Yeah! Well that’s why we try and be as honest as we can, in a nut shell. Because that is life. You know, I’ve done it myself! On more than one occasion! I’ve accidentally bought some real sheds in the past. Sometimes its passion that has driven me to do it, sometimes I’m just in a hurry and I’m not paying attention. Sometimes I just miss something. It happens. And it can be the real gotcha! You know taking things for a test drive, you know that extra 10 miles can be enough to tell you if that rare really difficult to fix gearbox is any good or not. And its not until you’ve done those extra 10 miles on the way home that you’ve dropped a real clanger! And its clanging around inside the gearbox doing untold damage to something that you are really going to struggle to source. None of us are infallible!
You are a big Land Rover lover. Do you think we’ll see a banger Landy on a future series of Flipping Bangers?
Because of my love of Land Rovers I certainly hope that we will be able to work a Landy into Flipping Bangers. But what I can say is that Land Rovers are actually very difficult to make any money out of! Because they generally cost more to do than you can earn back. Land Rovers are generally best left for people to have as their own project. And get the fun out of it that way.
Does Gus make a good cup of tea?
Does Gus make a good cup of tea… Well I’m very particular about how I have my tea made! So I generally try and make it myself. I think like with anything, people can always put more care and attention into their tea, or abide by the few simple rules that I insist on! Such as with my coffee, the milk must go in first!
Whats the worst car you’ve ever bought personally to fix up?
Well yeah the car that I liked the most and was the worst buy ever was a Morris Minor 1100 pickup. Awesome car! It got me everywhere. But the day before I drove it down to see my then girlfriend in Padstow in Cornwall, the chassis snapped in half! And the only thing keeping the front connected to the back was the handbrake cables! Every time you revved up it would bend the chassis up and slacked the cables. And every time you let the revs off, the chassis would bend back the other way and jam the brakes on… so it was a proper hiccup to get it home.

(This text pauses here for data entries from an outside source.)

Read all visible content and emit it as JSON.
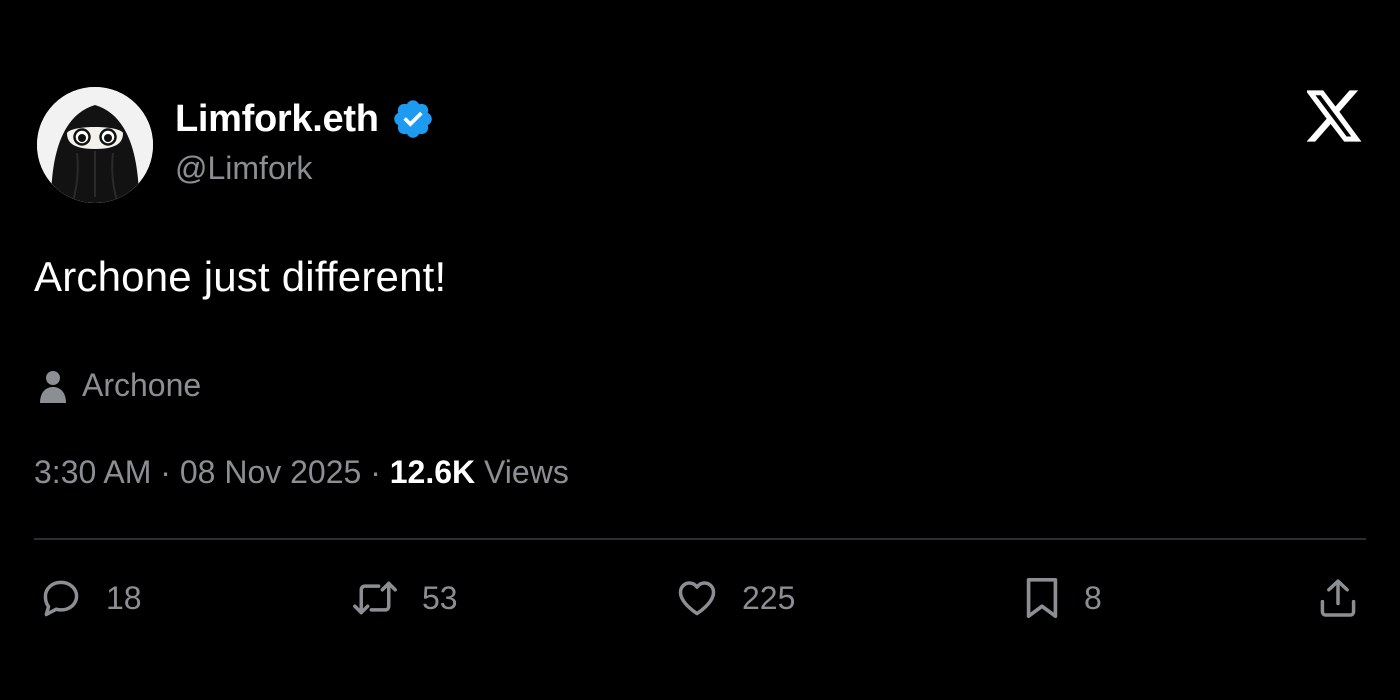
{
  "author": {
    "display_name": "Limfork.eth",
    "handle": "@Limfork",
    "verified": true,
    "avatar_icon": "hooded-ninja-avatar"
  },
  "platform_icon": "x-logo-icon",
  "tweet": {
    "text": "Archone just different!"
  },
  "community": {
    "icon": "person-icon",
    "label": "Archone"
  },
  "meta": {
    "time": "3:30 AM",
    "separator": "·",
    "date": "08 Nov 2025",
    "views_count": "12.6K",
    "views_label": "Views"
  },
  "actions": {
    "replies": {
      "icon": "reply-icon",
      "count": "18"
    },
    "reposts": {
      "icon": "repost-icon",
      "count": "53"
    },
    "likes": {
      "icon": "heart-icon",
      "count": "225"
    },
    "bookmarks": {
      "icon": "bookmark-icon",
      "count": "8"
    },
    "share": {
      "icon": "share-icon"
    }
  },
  "colors": {
    "background": "#000000",
    "primary_text": "#ffffff",
    "secondary_text": "#8b8f94",
    "verified_blue": "#1d9bf0",
    "divider": "#2a2d31"
  }
}
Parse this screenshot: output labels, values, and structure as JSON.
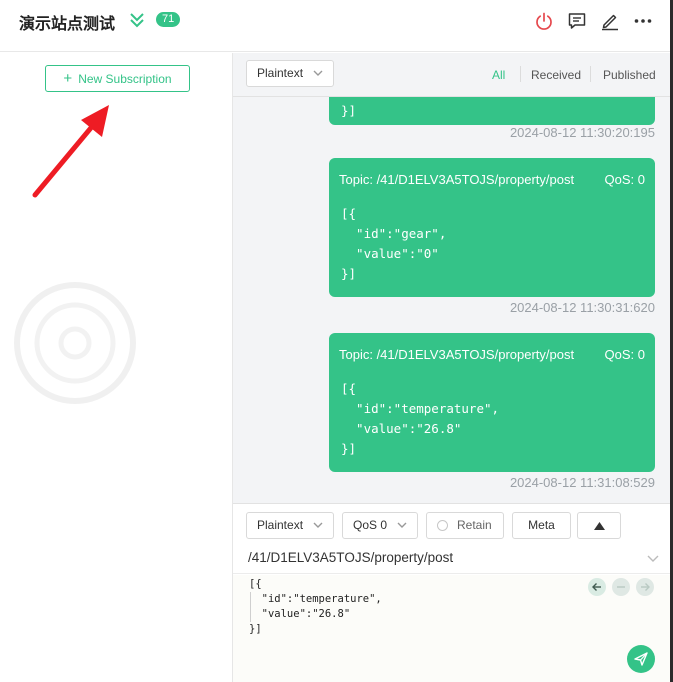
{
  "header": {
    "connection_name": "演示站点测试",
    "message_count": "71",
    "icons": [
      "double-chevron-down-icon",
      "power-icon",
      "comment-icon",
      "edit-icon",
      "more-icon"
    ],
    "colors": {
      "accent": "#34c388",
      "power": "#e5484d"
    }
  },
  "subscriptions": {
    "new_button_label": "New Subscription",
    "new_button_icon": "plus-icon"
  },
  "message_toolbar": {
    "payload_type": "Plaintext",
    "filters": {
      "all": "All",
      "received": "Received",
      "published": "Published"
    },
    "active_filter": "All"
  },
  "messages": [
    {
      "closing": "}]",
      "time": "2024-08-12 11:30:20:195"
    },
    {
      "topic_label": "Topic: /41/D1ELV3A5TOJS/property/post",
      "qos_label": "QoS: 0",
      "payload_lines": [
        "[{",
        "  \"id\":\"gear\",",
        "  \"value\":\"0\"",
        "}]"
      ],
      "time": "2024-08-12 11:30:31:620"
    },
    {
      "topic_label": "Topic: /41/D1ELV3A5TOJS/property/post",
      "qos_label": "QoS: 0",
      "payload_lines": [
        "[{",
        "  \"id\":\"temperature\",",
        "  \"value\":\"26.8\"",
        "}]"
      ],
      "time": "2024-08-12 11:31:08:529"
    }
  ],
  "publish": {
    "payload_type": "Plaintext",
    "qos": "QoS 0",
    "retain_label": "Retain",
    "meta_label": "Meta",
    "topic": "/41/D1ELV3A5TOJS/property/post",
    "payload_lines": [
      "[{",
      "  \"id\":\"temperature\",",
      "  \"value\":\"26.8\"",
      "}]"
    ]
  }
}
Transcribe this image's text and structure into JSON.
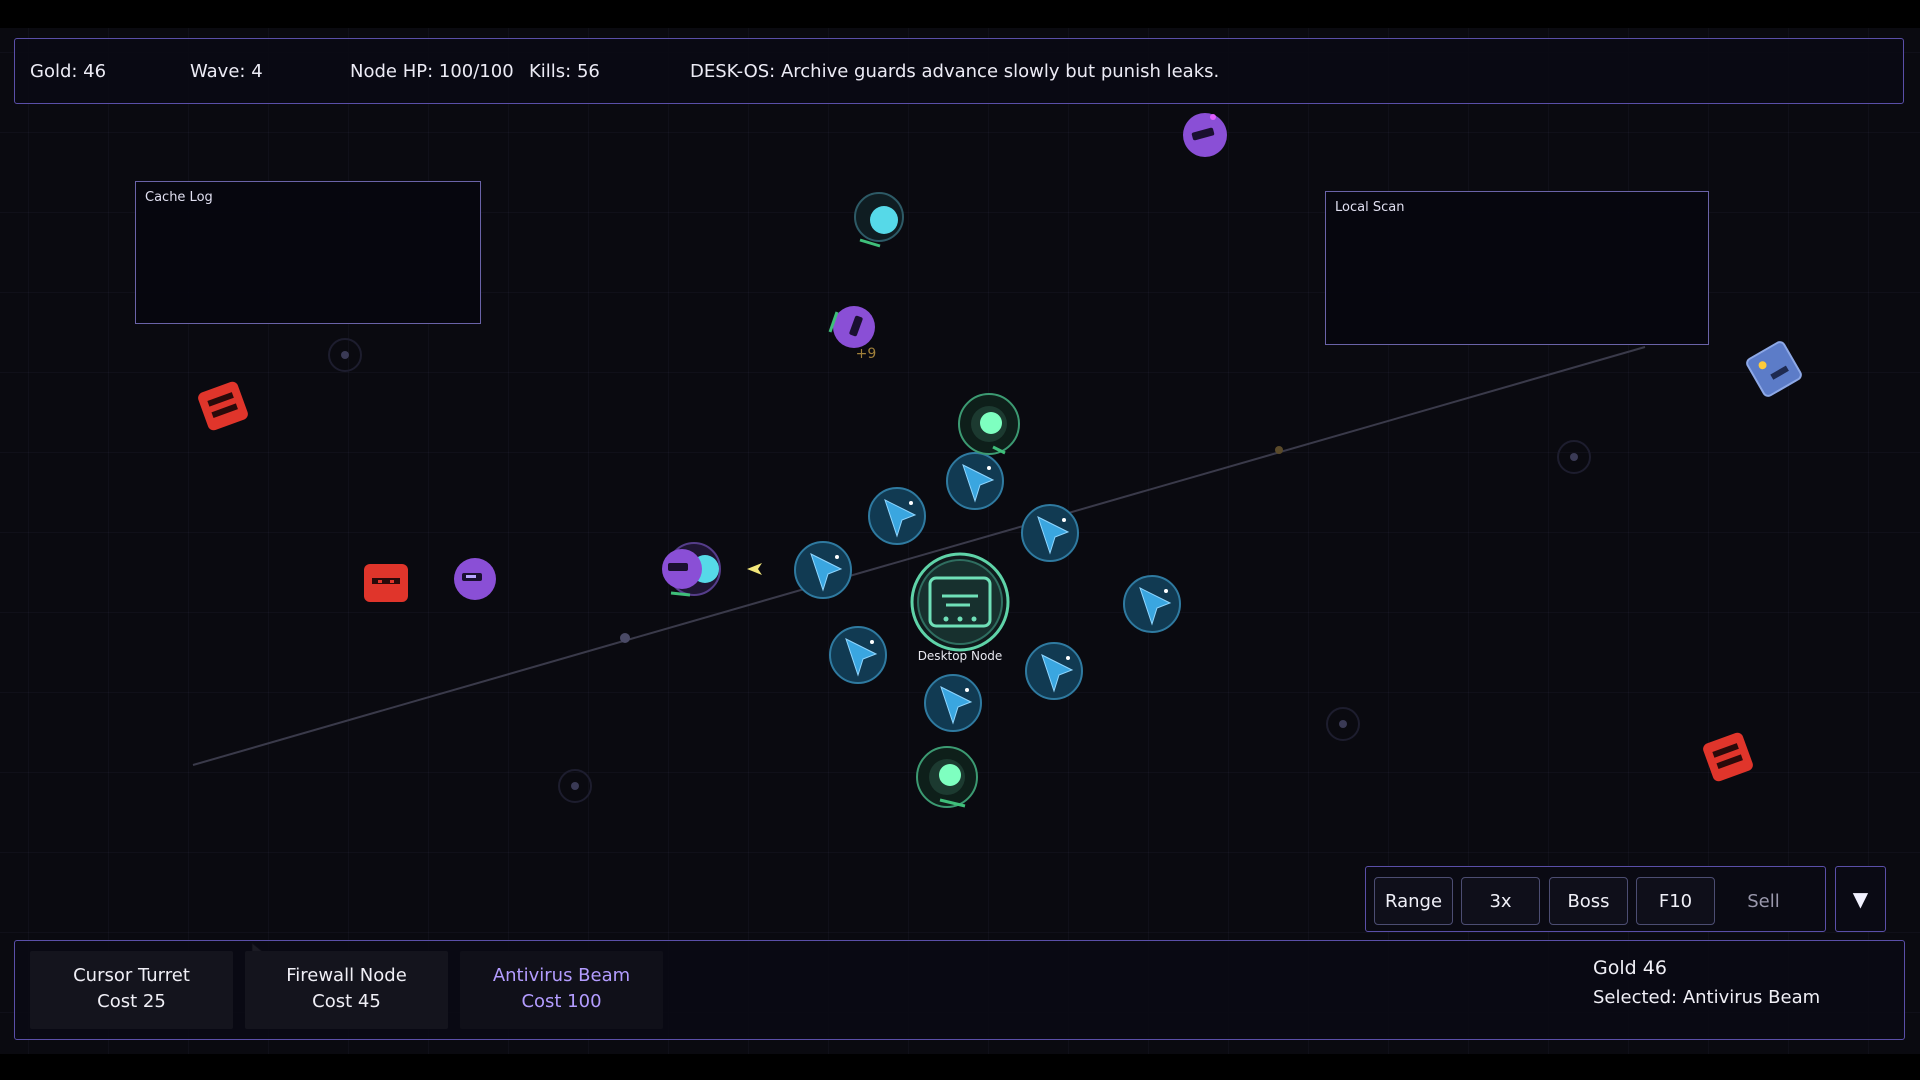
{
  "hud": {
    "gold": "Gold: 46",
    "wave": "Wave: 4",
    "node_hp": "Node HP: 100/100",
    "kills": "Kills: 56",
    "message": "DESK-OS: Archive guards advance slowly but punish leaks."
  },
  "panels": {
    "cache_log": "Cache Log",
    "local_scan": "Local Scan"
  },
  "core": {
    "label": "Desktop Node"
  },
  "floating_text": "+9",
  "controls": {
    "range": "Range",
    "speed": "3x",
    "boss": "Boss",
    "f10": "F10",
    "sell": "Sell",
    "collapse": "▼"
  },
  "shop": [
    {
      "name": "Cursor Turret",
      "cost": "Cost 25"
    },
    {
      "name": "Firewall Node",
      "cost": "Cost 45"
    },
    {
      "name": "Antivirus Beam",
      "cost": "Cost 100"
    }
  ],
  "status": {
    "gold": "Gold 46",
    "selected": "Selected: Antivirus Beam"
  },
  "colors": {
    "accent": "#5a4fa8",
    "core": "#5fd3a8",
    "cursor_turret": "#3a9ad6",
    "enemy_red": "#e0352b",
    "enemy_purple": "#8a4fd6",
    "beam": "#56d9e8"
  },
  "icons": {
    "cursor_turret": "cursor-arrow-icon",
    "firewall_node": "green-orb-icon",
    "antivirus_beam": "cyan-orb-icon",
    "core": "desktop-node-icon"
  }
}
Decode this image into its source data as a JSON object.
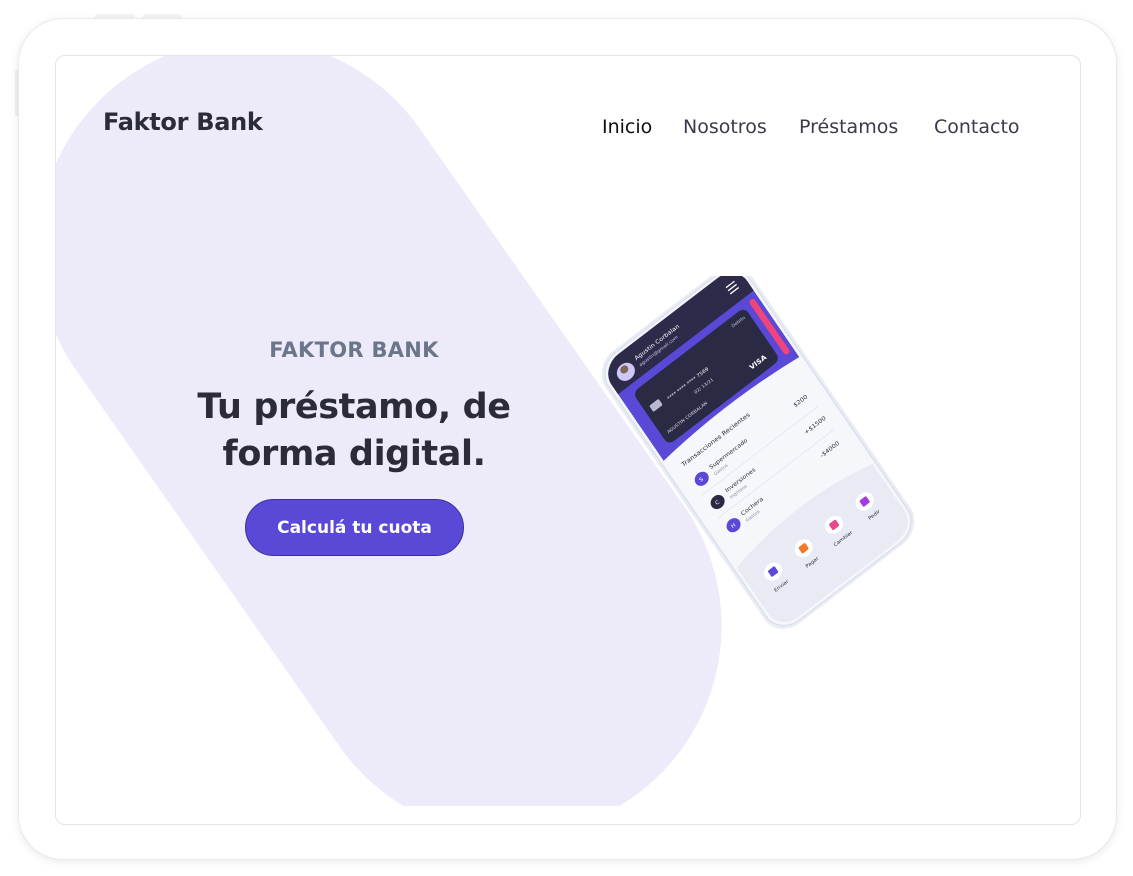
{
  "brand": {
    "name": "Faktor Bank"
  },
  "nav": {
    "items": [
      {
        "label": "Inicio",
        "active": true
      },
      {
        "label": "Nosotros",
        "active": false
      },
      {
        "label": "Préstamos",
        "active": false
      },
      {
        "label": "Contacto",
        "active": false
      }
    ]
  },
  "hero": {
    "kicker": "FAKTOR BANK",
    "headline_line1": "Tu préstamo, de",
    "headline_line2": "forma digital.",
    "cta_label": "Calculá tu cuota"
  },
  "phone": {
    "user_name": "Agustin Corbalan",
    "user_email": "agustin@gmail.com",
    "card": {
      "type_label": "Debito",
      "number_masked": "****   ****   ****   7569",
      "expiry": "02/ 13/21",
      "holder": "AGUSTIN CORBALAN",
      "network": "VISA"
    },
    "section_title": "Transacciones Recientes",
    "transactions": [
      {
        "initial": "S",
        "name": "Supermercado",
        "category": "Gastos",
        "amount": "$200"
      },
      {
        "initial": "C",
        "name": "Inversiones",
        "category": "Ingresos",
        "amount": "+$1500"
      },
      {
        "initial": "H",
        "name": "Cochera",
        "category": "Gastos",
        "amount": "-$4000"
      }
    ],
    "actions": [
      "Enviar",
      "Pagar",
      "Cambiar",
      "Pedir"
    ]
  },
  "colors": {
    "accent": "#5a49d6",
    "blob": "#edeaf9",
    "heading": "#2b2b3a",
    "kicker": "#6b7688",
    "pink": "#f0457c"
  }
}
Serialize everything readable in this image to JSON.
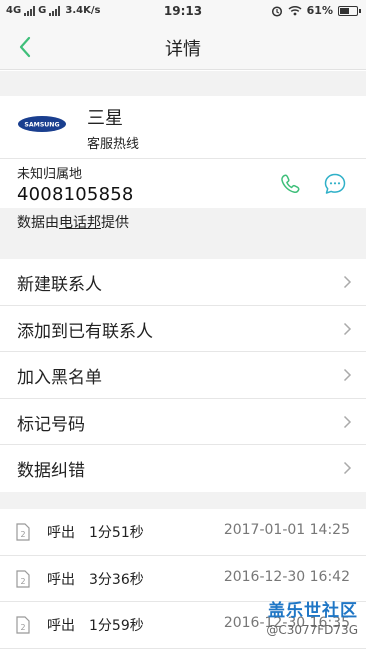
{
  "status_bar": {
    "network1": "4G",
    "network2": "G",
    "speed": "3.4K/s",
    "time": "19:13",
    "battery": "61%",
    "battery_level": 0.61
  },
  "header": {
    "title": "详情"
  },
  "contact": {
    "company": "三星",
    "subtitle": "客服热线",
    "logo_text": "SAMSUNG",
    "location": "未知归属地",
    "number": "4008105858",
    "provider_prefix": "数据由",
    "provider_link": "电话邦",
    "provider_suffix": "提供"
  },
  "menu": {
    "items": [
      {
        "label": "新建联系人"
      },
      {
        "label": "添加到已有联系人"
      },
      {
        "label": "加入黑名单"
      },
      {
        "label": "标记号码"
      },
      {
        "label": "数据纠错"
      }
    ]
  },
  "call_log": {
    "rows": [
      {
        "type": "呼出",
        "duration": "1分51秒",
        "datetime": "2017-01-01  14:25"
      },
      {
        "type": "呼出",
        "duration": "3分36秒",
        "datetime": "2016-12-30  16:42"
      },
      {
        "type": "呼出",
        "duration": "1分59秒",
        "datetime": "2016-12-30  16:35"
      }
    ]
  },
  "watermark": {
    "title": "盖乐世社区",
    "user": "@C3077FD73G"
  },
  "colors": {
    "accent_green": "#3fbf7a",
    "accent_teal": "#2fb0c8",
    "samsung_blue": "#1a3f8f"
  }
}
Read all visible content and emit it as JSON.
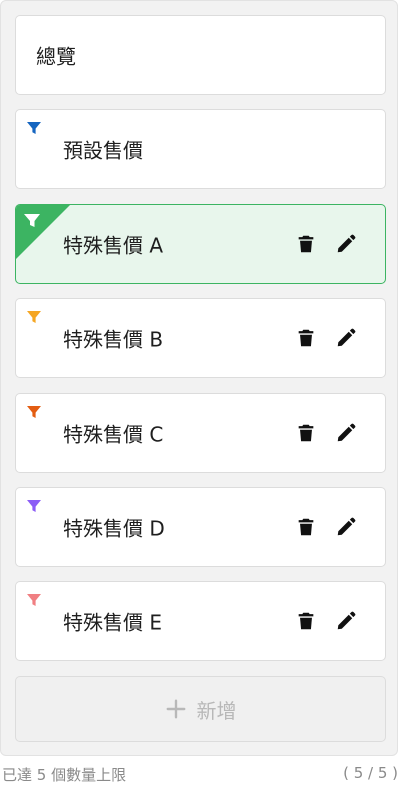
{
  "overview": {
    "label": "總覽"
  },
  "default_price": {
    "label": "預設售價",
    "color": "#1565c0"
  },
  "special_prices": [
    {
      "label": "特殊售價 A",
      "color": "#3cb462",
      "selected": true
    },
    {
      "label": "特殊售價 B",
      "color": "#f5a623",
      "selected": false
    },
    {
      "label": "特殊售價 C",
      "color": "#e35d12",
      "selected": false
    },
    {
      "label": "特殊售價 D",
      "color": "#8b5cf6",
      "selected": false
    },
    {
      "label": "特殊售價 E",
      "color": "#f07f82",
      "selected": false
    }
  ],
  "actions": {
    "delete_icon": "trash-icon",
    "edit_icon": "pencil-icon"
  },
  "add_button": {
    "label": "新增",
    "icon": "plus-icon",
    "disabled": true
  },
  "footer": {
    "limit_text": "已達 5 個數量上限",
    "count_text": "( 5 / 5 )"
  }
}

It was scary really! And I had to spend all night welding the chassis up so I could go and see my girlfriend who I hadn’t actually seen for 18 months. So I was desperate to get down there! But I loved that car dearly and I then went on to restore it and customise it. Now this was around 27 years ago and it is actually still in existence as a custom car! And its even been used as a dragster of all things. So a nice end to the story with that one.
Will Trickett was talking to Niall Julian